Aim of the task —
Retype the material below, keeping each line identical.

Source material —
- Opening Delimiter -

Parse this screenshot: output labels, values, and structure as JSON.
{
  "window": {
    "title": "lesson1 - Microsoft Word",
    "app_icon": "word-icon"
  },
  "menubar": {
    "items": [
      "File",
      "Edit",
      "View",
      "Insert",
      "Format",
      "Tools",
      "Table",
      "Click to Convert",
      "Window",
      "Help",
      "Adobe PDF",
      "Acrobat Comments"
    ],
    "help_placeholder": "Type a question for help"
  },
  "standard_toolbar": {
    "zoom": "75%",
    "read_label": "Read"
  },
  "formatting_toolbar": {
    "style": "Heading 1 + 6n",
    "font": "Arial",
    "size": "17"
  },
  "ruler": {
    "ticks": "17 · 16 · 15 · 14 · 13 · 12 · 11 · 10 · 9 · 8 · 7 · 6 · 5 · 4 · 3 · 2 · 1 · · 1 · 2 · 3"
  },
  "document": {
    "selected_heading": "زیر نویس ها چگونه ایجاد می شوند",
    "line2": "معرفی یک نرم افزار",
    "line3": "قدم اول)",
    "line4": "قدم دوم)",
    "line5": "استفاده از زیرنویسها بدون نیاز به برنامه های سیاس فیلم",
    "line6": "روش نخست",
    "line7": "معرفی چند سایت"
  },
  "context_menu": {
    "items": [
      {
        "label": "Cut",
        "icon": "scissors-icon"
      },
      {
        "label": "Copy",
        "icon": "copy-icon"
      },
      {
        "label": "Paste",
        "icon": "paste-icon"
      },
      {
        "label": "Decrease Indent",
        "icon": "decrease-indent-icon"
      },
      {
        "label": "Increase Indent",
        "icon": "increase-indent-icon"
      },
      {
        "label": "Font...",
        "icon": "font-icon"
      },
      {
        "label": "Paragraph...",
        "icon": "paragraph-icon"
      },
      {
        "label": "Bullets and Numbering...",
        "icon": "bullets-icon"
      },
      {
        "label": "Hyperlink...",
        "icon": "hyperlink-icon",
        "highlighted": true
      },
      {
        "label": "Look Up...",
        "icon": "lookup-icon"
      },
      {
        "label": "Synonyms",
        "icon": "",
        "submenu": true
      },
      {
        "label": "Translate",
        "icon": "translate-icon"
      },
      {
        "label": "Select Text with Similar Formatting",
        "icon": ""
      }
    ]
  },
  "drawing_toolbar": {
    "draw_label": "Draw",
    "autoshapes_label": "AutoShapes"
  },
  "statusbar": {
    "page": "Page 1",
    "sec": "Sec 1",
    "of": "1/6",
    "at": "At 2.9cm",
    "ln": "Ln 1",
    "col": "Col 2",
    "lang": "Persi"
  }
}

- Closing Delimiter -

Problem solution —
Parse this screenshot: output labels, values, and structure as JSON.
{
  "window": {
    "title": "lesson1 - Microsoft Word",
    "app_icon": "word-icon"
  },
  "menubar": {
    "items": [
      "File",
      "Edit",
      "View",
      "Insert",
      "Format",
      "Tools",
      "Table",
      "Click to Convert",
      "Window",
      "Help",
      "Adobe PDF",
      "Acrobat Comments"
    ],
    "help_placeholder": "Type a question for help"
  },
  "standard_toolbar": {
    "zoom": "75%",
    "read_label": "Read"
  },
  "formatting_toolbar": {
    "style": "Heading 1 + 6n",
    "font": "Arial",
    "size": "17"
  },
  "ruler": {
    "ticks": "17 · 16 · 15 · 14 · 13 · 12 · 11 · 10 · 9 · 8 · 7 · 6 · 5 · 4 · 3 · 2 · 1 · · 1 · 2 · 3"
  },
  "document": {
    "selected_heading": "زیر نویس ها چگونه ایجاد می شوند",
    "line2": "معرفی یک نرم افزار",
    "line3": "قدم اول)",
    "line4": "قدم دوم)",
    "line5": "استفاده از زیرنویسها بدون نیاز به برنامه های سیاس فیلم",
    "line6": "روش نخست",
    "line7": "معرفی چند سایت"
  },
  "context_menu": {
    "items": [
      {
        "label": "Cut",
        "icon": "scissors-icon"
      },
      {
        "label": "Copy",
        "icon": "copy-icon"
      },
      {
        "label": "Paste",
        "icon": "paste-icon"
      },
      {
        "label": "Decrease Indent",
        "icon": "decrease-indent-icon"
      },
      {
        "label": "Increase Indent",
        "icon": "increase-indent-icon"
      },
      {
        "label": "Font...",
        "icon": "font-icon"
      },
      {
        "label": "Paragraph...",
        "icon": "paragraph-icon"
      },
      {
        "label": "Bullets and Numbering...",
        "icon": "bullets-icon"
      },
      {
        "label": "Hyperlink...",
        "icon": "hyperlink-icon",
        "highlighted": true
      },
      {
        "label": "Look Up...",
        "icon": "lookup-icon"
      },
      {
        "label": "Synonyms",
        "icon": "",
        "submenu": true
      },
      {
        "label": "Translate",
        "icon": "translate-icon"
      },
      {
        "label": "Select Text with Similar Formatting",
        "icon": ""
      }
    ]
  },
  "drawing_toolbar": {
    "draw_label": "Draw",
    "autoshapes_label": "AutoShapes"
  },
  "statusbar": {
    "page": "Page 1",
    "sec": "Sec 1",
    "of": "1/6",
    "at": "At 2.9cm",
    "ln": "Ln 1",
    "col": "Col 2",
    "lang": "Persi"
  }
}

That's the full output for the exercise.